Tuesday, April 18, 2006

Letting go

There are things we never want to let go of, people we never want to leave behind, but letting go doesn't mean the end of the world, it's the beginning of a new life

It's that phase where a majority of us all dread. When we try to put on a brave front but inside, we're reeling. It's that inevitable phase where mothers' realise that their little ones have grown up and it's time. It's time for them to spread their wings and embark on a new journey. To explore and come across new lands and discoveries. It's also the part where fairytales come to an end. It's hard I guess. But it's unavoidable.

Why is it that letting go is so hard to do? My mum has friends who keep going.."Oh, you can actually bear to see your daughter off to study? I'll never be able to do that...it's hard la". And I begin to wonder. Letting go is a part of life. It's something we're all braced for in some way or other. Be it in a relationship or in this instance, when a child grows up and it's time to leave home. I mean, how long do you expect your child to always remain a child? If a mother bird doesn't let it's young spread their wings and leave the nest, then well, birds wouldn't be able to learn how to fly would they? And when it applies to migratory birds, those little ones wouldn't be able to stand up for themselves in self-preserverence. Besides, birds just don't spread their wings and voila ! they're expert pilots. No, they fall, they pick themselves up again, and they try, over and over and over again. It's disheartening to watch, but I think it's that little thing we so loosely term 'growing up'.

Of course, I understand how tough it can be at times. Time sure flies sometimes doesn't it? I've heard parents sighing when their 'little monsters' race around madly, biting each other, screaming and kicking and they'd shake their heads and go, " I just can't wait for you to grow up"..On the other hand, I think more often than not, parents look at their little ones and they think "Boy, I wish time would stop right now, and you stay like this for some time. " And before you know it, those little toddlers who used to drag their tiny little feet, dragging their favourite toy of the moment in their wake, are replaced by moody teenagers, dragging their feet along as you bellow at them to clean up their rooms or make their beds. Then, before you realise it, those same rebellious teens shrug off their indifference, and regale you with hopes, dreams and aspirations to become doctors, engineers, designers, pilots and every other thing imaginable that'll moist proud mamas' eyes even as they realise that no more would they be able to continue on this journey with their kids. It's when they know that 'letting go' is the next big step they'd have to brave.

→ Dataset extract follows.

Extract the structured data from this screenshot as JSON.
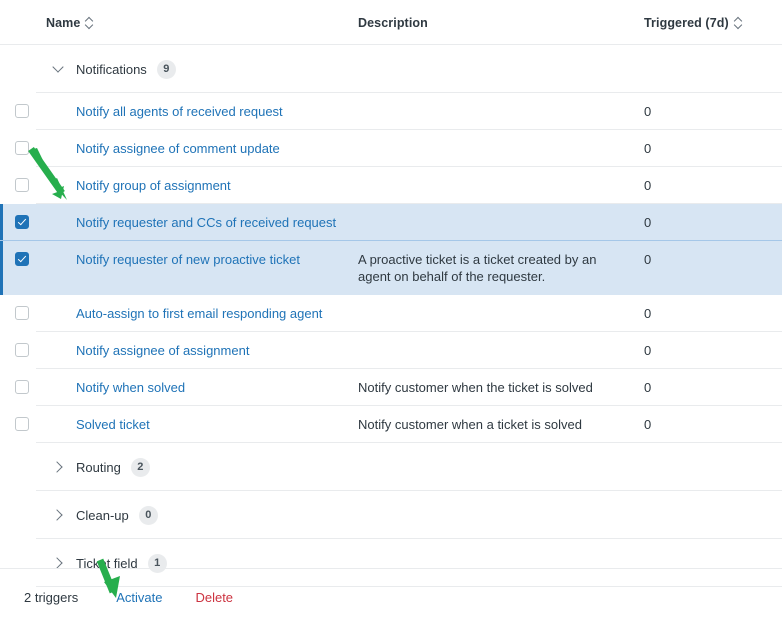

Seriously though, I think that the whole letting go thing has been implemented gradually. When a baby first learns to walk, that's the first part of letting go. It's that urge of wanting to rush forward and clasp his tiny little fist everytime he falls. But you know you have to let go and let him pick himself up and learn. It's that first step he takes into nursery and he clings onto your legs, but no matter how heart-wrenching it may be, you pry his little fingers off, and let go. Now, he's asking to go off and make a man of himself, and you let go, let go even as you try to blink away those incipient tears.

There's this saying that goes round, you'll never know how your parents feel until you have kids of your own. Well, that's a long way in coming for me, but personally, I think I can quite imagine. Still, I myself have been guilty of first degree obstinance and rebellion. In self-defense, I'd reiterate by saying, all part and parcel of growing up. But I do wonder how it feels like on the other side of the line. The receiving end of it.

Anyway, this post has been a mumbo-jumbo of mixed topics. So, picking up from where I was before I digressed, I think it's undeniable that letting go is indeed a tear-jerking event. But, thank God for modern day technology, it's easy for parents to keep in touch with their kids. People can be separated by miles and miles of sea and land but yet, with a few wires, a few techie aplliances and it's as if they're already in the same room. Wonder how our ancestors got by. But then again, in those days kids probably didn't travel any further than the next town. With that, I think I'd end this post.

1 comment:

Maverick said...

Man, I wish my mom read this. Bet she'd feel touched, especially the way you put it... letting go. Next thing you know, it'll be our turn to learn, eh?

~verus rara avis~